A TCU nursing educator has received an exclusive health profession award and plans to use it to TCU’s advantage.Dr. Paulette Burns, director of the Harris School of Nursing, is one of 20 Fellows chosen by the Robert Wood Foundation in 2005 and said she hopes it will create more graduate opportunities for TCU nurses.
“I want to expand clinical and organizational skills at the doctoral level to match the health care needs of today,” Burns said.
In its seventh year, the Robert Wood Johnson Executive Nurse Fellows Program selects 20 qualified applicants to complete a three-year program in which they must develop projects with national impact, Burns said.
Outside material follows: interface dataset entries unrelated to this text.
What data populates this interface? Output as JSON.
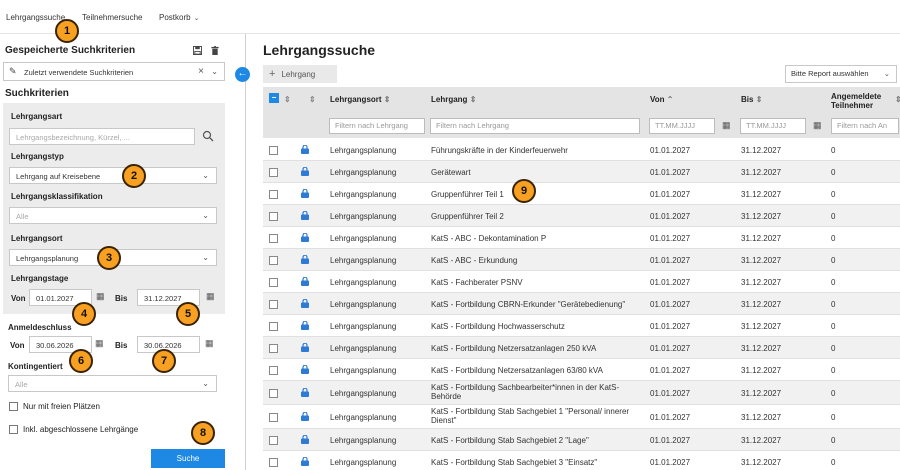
{
  "topnav": {
    "items": [
      {
        "label": "Lehrgangssuche"
      },
      {
        "label": "Teilnehmersuche"
      },
      {
        "label": "Postkorb",
        "has_dropdown": true
      }
    ]
  },
  "icons": {
    "save": "floppy-disk-icon",
    "delete": "trash-icon",
    "chevron": "⌄",
    "calendar": "▦",
    "search": "⌕"
  },
  "colors": {
    "accent": "#1e88e5",
    "badge": "#f7a022",
    "lock": "#2e7bd6"
  },
  "saved": {
    "title": "Gespeicherte Suchkriterien",
    "select_value": "Zuletzt verwendete Suchkriterien"
  },
  "criteria": {
    "title": "Suchkriterien",
    "lehrgangsart": {
      "label": "Lehrgangsart",
      "placeholder": "Lehrgangsbezeichnung, Kürzel, ..."
    },
    "lehrgangstyp": {
      "label": "Lehrgangstyp",
      "value": "Lehrgang auf Kreisebene"
    },
    "klassifikation": {
      "label": "Lehrgangsklassifikation",
      "value": "Alle"
    },
    "ort": {
      "label": "Lehrgangsort",
      "value": "Lehrgangsplanung"
    },
    "tage": {
      "label": "Lehrgangstage",
      "von_label": "Von",
      "von": "01.01.2027",
      "bis_label": "Bis",
      "bis": "31.12.2027"
    },
    "anmeldeschluss": {
      "label": "Anmeldeschluss",
      "von_label": "Von",
      "von": "30.06.2026",
      "bis_label": "Bis",
      "bis": "30.06.2026"
    },
    "kontingentiert": {
      "label": "Kontingentiert",
      "value": "Alle"
    },
    "nur_freie": {
      "label": "Nur mit freien Plätzen",
      "checked": false
    },
    "inkl_abgeschlossen": {
      "label": "Inkl. abgeschlossene Lehrgänge",
      "checked": false
    },
    "search_button": "Suche"
  },
  "badges": [
    "1",
    "2",
    "3",
    "4",
    "5",
    "6",
    "7",
    "8",
    "9"
  ],
  "main": {
    "title": "Lehrgangssuche",
    "add_button": "Lehrgang",
    "report_select": "Bitte Report auswählen",
    "columns": {
      "ort": "Lehrgangsort",
      "lehrgang": "Lehrgang",
      "von": "Von",
      "bis": "Bis",
      "angemeldete_1": "Angemeldete",
      "angemeldete_2": "Teilnehmer"
    },
    "filters": {
      "ort": "Filtern nach Lehrgang",
      "lehrgang": "Filtern nach Lehrgang",
      "von": "TT.MM.JJJJ",
      "bis": "TT.MM.JJJJ",
      "angemeldete": "Filtern nach An"
    },
    "rows": [
      {
        "ort": "Lehrgangsplanung",
        "lehrgang": "Führungskräfte in der Kinderfeuerwehr",
        "von": "01.01.2027",
        "bis": "31.12.2027",
        "n": "0"
      },
      {
        "ort": "Lehrgangsplanung",
        "lehrgang": "Gerätewart",
        "von": "01.01.2027",
        "bis": "31.12.2027",
        "n": "0"
      },
      {
        "ort": "Lehrgangsplanung",
        "lehrgang": "Gruppenführer Teil 1",
        "von": "01.01.2027",
        "bis": "31.12.2027",
        "n": "0"
      },
      {
        "ort": "Lehrgangsplanung",
        "lehrgang": "Gruppenführer Teil 2",
        "von": "01.01.2027",
        "bis": "31.12.2027",
        "n": "0"
      },
      {
        "ort": "Lehrgangsplanung",
        "lehrgang": "KatS - ABC - Dekontamination P",
        "von": "01.01.2027",
        "bis": "31.12.2027",
        "n": "0"
      },
      {
        "ort": "Lehrgangsplanung",
        "lehrgang": "KatS - ABC - Erkundung",
        "von": "01.01.2027",
        "bis": "31.12.2027",
        "n": "0"
      },
      {
        "ort": "Lehrgangsplanung",
        "lehrgang": "KatS - Fachberater PSNV",
        "von": "01.01.2027",
        "bis": "31.12.2027",
        "n": "0"
      },
      {
        "ort": "Lehrgangsplanung",
        "lehrgang": "KatS - Fortbildung CBRN-Erkunder \"Gerätebedienung\"",
        "von": "01.01.2027",
        "bis": "31.12.2027",
        "n": "0"
      },
      {
        "ort": "Lehrgangsplanung",
        "lehrgang": "KatS - Fortbildung Hochwasserschutz",
        "von": "01.01.2027",
        "bis": "31.12.2027",
        "n": "0"
      },
      {
        "ort": "Lehrgangsplanung",
        "lehrgang": "KatS - Fortbildung Netzersatzanlagen 250 kVA",
        "von": "01.01.2027",
        "bis": "31.12.2027",
        "n": "0"
      },
      {
        "ort": "Lehrgangsplanung",
        "lehrgang": "KatS - Fortbildung Netzersatzanlagen 63/80 kVA",
        "von": "01.01.2027",
        "bis": "31.12.2027",
        "n": "0"
      },
      {
        "ort": "Lehrgangsplanung",
        "lehrgang": "KatS - Fortbildung Sachbearbeiter*innen in der KatS-Behörde",
        "von": "01.01.2027",
        "bis": "31.12.2027",
        "n": "0"
      },
      {
        "ort": "Lehrgangsplanung",
        "lehrgang": "KatS - Fortbildung Stab Sachgebiet 1 \"Personal/ innerer Dienst\"",
        "von": "01.01.2027",
        "bis": "31.12.2027",
        "n": "0"
      },
      {
        "ort": "Lehrgangsplanung",
        "lehrgang": "KatS - Fortbildung Stab Sachgebiet 2 \"Lage\"",
        "von": "01.01.2027",
        "bis": "31.12.2027",
        "n": "0"
      },
      {
        "ort": "Lehrgangsplanung",
        "lehrgang": "KatS - Fortbildung Stab Sachgebiet 3 \"Einsatz\"",
        "von": "01.01.2027",
        "bis": "31.12.2027",
        "n": "0"
      }
    ]
  }
}
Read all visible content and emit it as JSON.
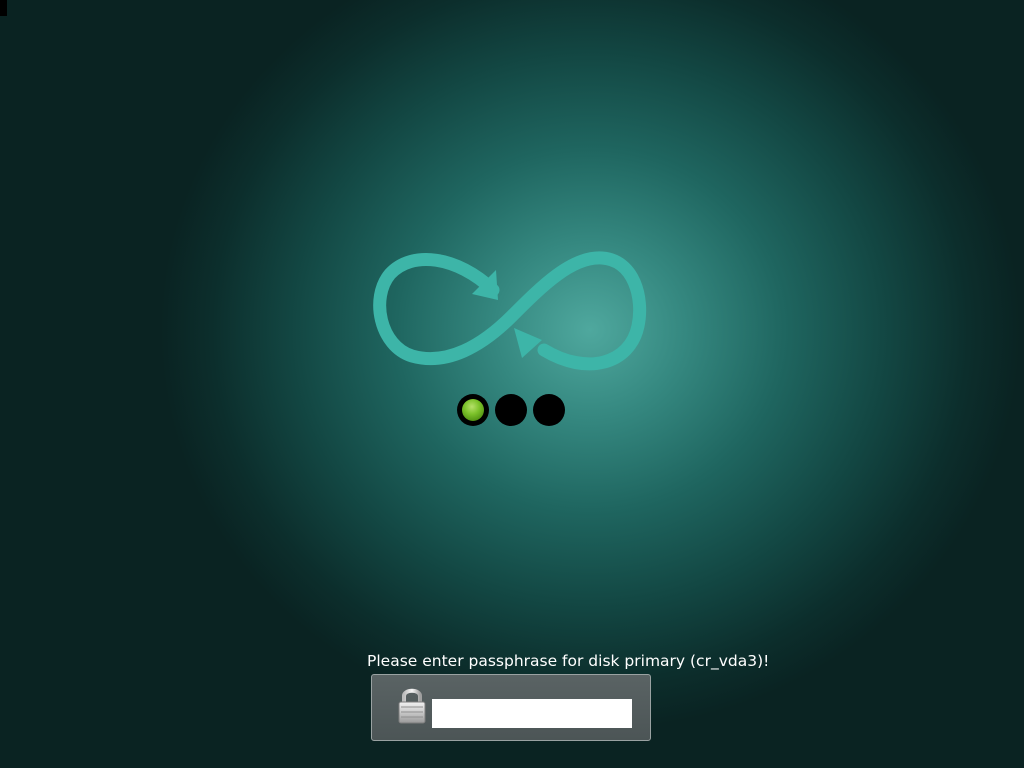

She said she is in the process of deciding how to develop her project, but hopes it will increase the opportunities for graduate nurses and possibly create a doctorate program for nurses.
No schools in Texas currently have a Doctorate in Nursing Practice program, Burns said.
Dr. Rhonda Keen-Payne, dean of the College of Health and Human Sciences, said the foundation wants new systems and innovative ideas to come out of the projects.
Susan Weeks, clinical facilities coordinator for the nursing school, said Burns can do just that.
“I believe that she possesses the motivation, commitment and energy needed to make significant contributions to the health care system,” Weeks said.
Beyond the outcome of her project, Burns said TCU benefits other ways from the fellowship.
Burns said she must complete a three-year program with leadership and educational sessions with some of the nation’s leaders, which will give TCU access to influential figures.
“The award increases our connections with national leaders in nursing and health care,” Burns said.
During the four years Burns has been at TCU, she has overseen the implementation of a graduate program for nurses and a program allowing students with a non-nursing bachelor’s degree to obtain a nursing degree in 15 months, Weeks said.
“She is constantly looking for innovative ways to better TCU’s nursing programs, undergraduate and graduate,” said Jodi English, a graduate student who researched under Burns.
Burns said that since her arrival, the undergraduate program has grown by 40 percent.
For most of her 34 years in nursing, Burns has been in the education system. Before coming to TCU, Burns said she was an administrator and faculty member at University of Oklahoma College of Nursing.
“I liked influencing future nurses and helping them to be successful,” Burns said.